This psychological thriller is tightly plotted, and intricately presented. It’s pace is irresistible. “A Wasteland of Strangers” is a thoughtful, satisfying crime novel. Artist Doug Henry has presented a handsome, evocative cover illustration. Highly recommended.
Although A Wasteland of Strangers gets quite gritty and noir, humanism is apparent here. Pronzini delves into the twisted psyches of characters ala Thompson, but he also give us characters we care about--notably John Faith, the mysterious "stranger in town" who is wrongly accused of murder, as well a wayward teenage girl and a half-blood Indian schoolteacher.
The entire book is told in first person by various characters except John Faith, so we see him from differing perspectives. It's a very effective technique and it reveals much about human prejudice and bias.
Pronzini has cited this novel as one of his favorites. That should give you a clue to its worth. I've read a lot of Pronzini, and I consider this one of his best works--the ones that cross over the genre line into thought-provoking literature.
At the same time, the suspense and plotting are masterfully executed.
I'm a fan of the Pronzini's Nameless series, but it seems that his standalone books are more carefully wrought and more meaningful. It's like he cranks out a few Nameless books, and then he's compelled to write something "literary."
Good for him. He's multi-faceted.
A large, brutal looking man arrives at a lakeside village in Northern California. His arrival unleashes the prejudices and sexual fantasies of many of the locals.
John Faith is a quiet man, just looking for a place to be accepted and that he can call home.

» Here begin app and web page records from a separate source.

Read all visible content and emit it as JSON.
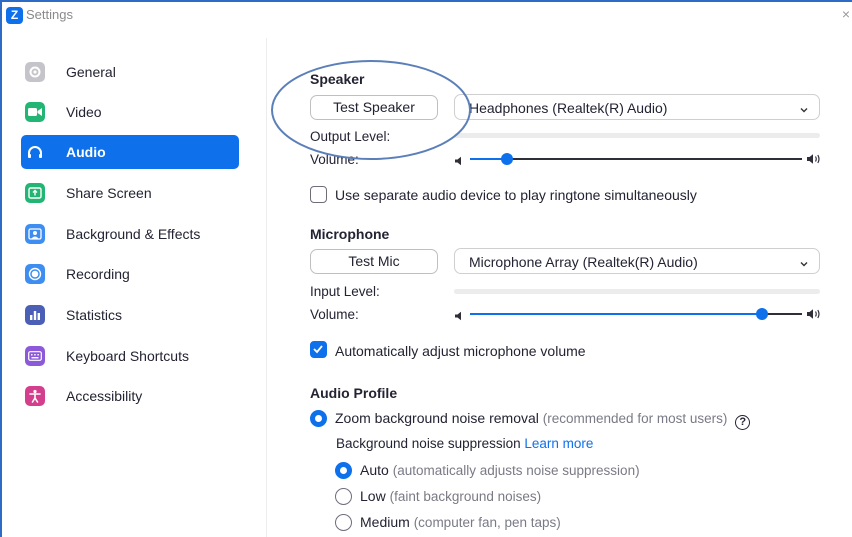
{
  "window": {
    "title": "Settings",
    "close": "×",
    "logo": "Z"
  },
  "sidebar": {
    "items": [
      {
        "label": "General",
        "icon": "gear-icon",
        "color": "#b9b9c0"
      },
      {
        "label": "Video",
        "icon": "video-camera-icon",
        "color": "#22b573"
      },
      {
        "label": "Audio",
        "icon": "headphones-icon",
        "color": "#0e71eb",
        "active": true
      },
      {
        "label": "Share Screen",
        "icon": "share-screen-icon",
        "color": "#22b573"
      },
      {
        "label": "Background & Effects",
        "icon": "person-background-icon",
        "color": "#3d8ef0"
      },
      {
        "label": "Recording",
        "icon": "record-icon",
        "color": "#3d8ef0"
      },
      {
        "label": "Statistics",
        "icon": "bar-chart-icon",
        "color": "#4a5fb5"
      },
      {
        "label": "Keyboard Shortcuts",
        "icon": "keyboard-icon",
        "color": "#8c5ad9"
      },
      {
        "label": "Accessibility",
        "icon": "accessibility-icon",
        "color": "#d43f8d"
      }
    ]
  },
  "speaker": {
    "title": "Speaker",
    "test_button": "Test Speaker",
    "device": "Headphones (Realtek(R) Audio)",
    "output_level_label": "Output Level:",
    "volume_label": "Volume:",
    "volume_level": 0.11
  },
  "ringtone": {
    "label": "Use separate audio device to play ringtone simultaneously",
    "checked": false
  },
  "microphone": {
    "title": "Microphone",
    "test_button": "Test Mic",
    "device": "Microphone Array (Realtek(R) Audio)",
    "input_level_label": "Input Level:",
    "volume_label": "Volume:",
    "volume_level": 0.88
  },
  "auto_adjust": {
    "label": "Automatically adjust microphone volume",
    "checked": true
  },
  "audio_profile": {
    "title": "Audio Profile",
    "zoom_noise_removal": {
      "label": "Zoom background noise removal",
      "hint": "(recommended for most users)",
      "help": "?",
      "checked": true
    },
    "suppression_label": "Background noise suppression",
    "learn_more": "Learn more",
    "options": [
      {
        "label": "Auto",
        "hint": "(automatically adjusts noise suppression)",
        "checked": true
      },
      {
        "label": "Low",
        "hint": "(faint background noises)",
        "checked": false
      },
      {
        "label": "Medium",
        "hint": "(computer fan, pen taps)",
        "checked": false
      }
    ]
  },
  "colors": {
    "accent": "#0e71eb",
    "annotation": "#5b7fb8"
  }
}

Women solicit him, some men challenge him in order to prove their manhood and a slim few-accept him for what he is.
He's accused of murder, almost accused of being a pedophile and is actually a kind hearted, lonesome man.

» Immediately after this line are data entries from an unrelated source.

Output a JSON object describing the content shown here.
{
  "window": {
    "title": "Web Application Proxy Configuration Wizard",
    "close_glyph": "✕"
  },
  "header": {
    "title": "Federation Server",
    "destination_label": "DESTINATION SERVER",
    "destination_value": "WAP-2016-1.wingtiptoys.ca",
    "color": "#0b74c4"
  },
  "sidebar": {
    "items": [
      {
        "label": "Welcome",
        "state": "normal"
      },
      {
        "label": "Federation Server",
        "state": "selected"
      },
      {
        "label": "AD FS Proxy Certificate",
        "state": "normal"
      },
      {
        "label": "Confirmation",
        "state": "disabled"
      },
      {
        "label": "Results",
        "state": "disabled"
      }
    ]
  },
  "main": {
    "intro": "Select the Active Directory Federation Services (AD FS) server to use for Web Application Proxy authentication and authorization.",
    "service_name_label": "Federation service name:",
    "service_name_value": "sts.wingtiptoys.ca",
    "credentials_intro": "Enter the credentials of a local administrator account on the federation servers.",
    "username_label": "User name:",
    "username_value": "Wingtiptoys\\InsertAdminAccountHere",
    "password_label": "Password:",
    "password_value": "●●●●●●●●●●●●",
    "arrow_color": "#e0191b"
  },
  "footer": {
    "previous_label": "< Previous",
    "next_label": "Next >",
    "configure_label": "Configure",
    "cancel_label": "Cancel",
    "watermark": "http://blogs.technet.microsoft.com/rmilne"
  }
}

I found the story unique and totally engrossing. It is cleverly plotted and the characters are well developed and interesting.